Items listed in a dataset:
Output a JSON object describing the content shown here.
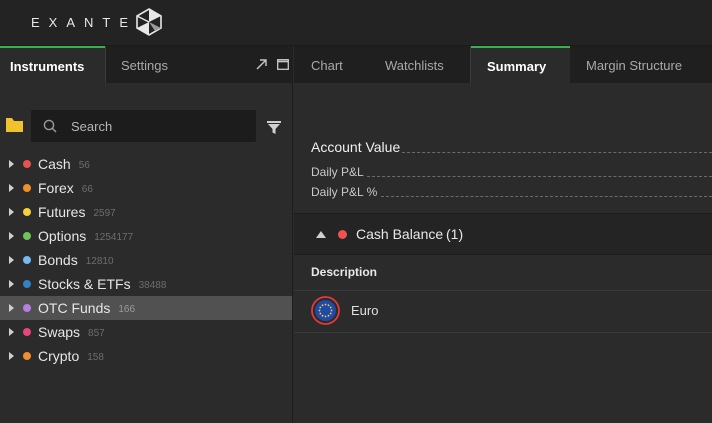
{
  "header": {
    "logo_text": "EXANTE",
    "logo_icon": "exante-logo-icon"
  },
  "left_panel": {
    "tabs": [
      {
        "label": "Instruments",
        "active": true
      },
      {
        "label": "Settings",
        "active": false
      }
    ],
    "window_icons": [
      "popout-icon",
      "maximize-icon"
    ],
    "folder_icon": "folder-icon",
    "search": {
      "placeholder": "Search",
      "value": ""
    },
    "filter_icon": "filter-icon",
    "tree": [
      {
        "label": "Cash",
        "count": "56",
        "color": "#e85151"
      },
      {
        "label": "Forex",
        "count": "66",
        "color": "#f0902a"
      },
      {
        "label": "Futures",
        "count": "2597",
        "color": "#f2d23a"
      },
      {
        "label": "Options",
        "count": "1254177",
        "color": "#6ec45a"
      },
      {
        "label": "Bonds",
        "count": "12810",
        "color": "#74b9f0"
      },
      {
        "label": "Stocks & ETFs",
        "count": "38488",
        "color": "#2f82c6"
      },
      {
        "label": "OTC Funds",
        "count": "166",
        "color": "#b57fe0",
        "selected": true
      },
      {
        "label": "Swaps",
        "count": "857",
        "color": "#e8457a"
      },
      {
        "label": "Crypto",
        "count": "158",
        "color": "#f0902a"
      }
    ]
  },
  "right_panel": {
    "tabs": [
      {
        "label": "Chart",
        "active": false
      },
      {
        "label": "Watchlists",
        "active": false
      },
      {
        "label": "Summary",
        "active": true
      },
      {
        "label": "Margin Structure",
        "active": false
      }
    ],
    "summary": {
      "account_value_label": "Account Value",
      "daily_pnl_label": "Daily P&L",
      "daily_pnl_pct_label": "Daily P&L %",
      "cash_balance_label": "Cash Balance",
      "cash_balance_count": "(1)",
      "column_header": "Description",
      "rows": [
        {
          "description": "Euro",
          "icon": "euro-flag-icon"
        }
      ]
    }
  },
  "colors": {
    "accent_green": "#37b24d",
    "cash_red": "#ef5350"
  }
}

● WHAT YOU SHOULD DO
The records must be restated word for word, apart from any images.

● YOUR SOLUTION
Output a JSON object describing the content shown here.
{
  "header": {
    "logo_text": "EXANTE",
    "logo_icon": "exante-logo-icon"
  },
  "left_panel": {
    "tabs": [
      {
        "label": "Instruments",
        "active": true
      },
      {
        "label": "Settings",
        "active": false
      }
    ],
    "window_icons": [
      "popout-icon",
      "maximize-icon"
    ],
    "folder_icon": "folder-icon",
    "search": {
      "placeholder": "Search",
      "value": ""
    },
    "filter_icon": "filter-icon",
    "tree": [
      {
        "label": "Cash",
        "count": "56",
        "color": "#e85151"
      },
      {
        "label": "Forex",
        "count": "66",
        "color": "#f0902a"
      },
      {
        "label": "Futures",
        "count": "2597",
        "color": "#f2d23a"
      },
      {
        "label": "Options",
        "count": "1254177",
        "color": "#6ec45a"
      },
      {
        "label": "Bonds",
        "count": "12810",
        "color": "#74b9f0"
      },
      {
        "label": "Stocks & ETFs",
        "count": "38488",
        "color": "#2f82c6"
      },
      {
        "label": "OTC Funds",
        "count": "166",
        "color": "#b57fe0",
        "selected": true
      },
      {
        "label": "Swaps",
        "count": "857",
        "color": "#e8457a"
      },
      {
        "label": "Crypto",
        "count": "158",
        "color": "#f0902a"
      }
    ]
  },
  "right_panel": {
    "tabs": [
      {
        "label": "Chart",
        "active": false
      },
      {
        "label": "Watchlists",
        "active": false
      },
      {
        "label": "Summary",
        "active": true
      },
      {
        "label": "Margin Structure",
        "active": false
      }
    ],
    "summary": {
      "account_value_label": "Account Value",
      "daily_pnl_label": "Daily P&L",
      "daily_pnl_pct_label": "Daily P&L %",
      "cash_balance_label": "Cash Balance",
      "cash_balance_count": "(1)",
      "column_header": "Description",
      "rows": [
        {
          "description": "Euro",
          "icon": "euro-flag-icon"
        }
      ]
    }
  },
  "colors": {
    "accent_green": "#37b24d",
    "cash_red": "#ef5350"
  }
}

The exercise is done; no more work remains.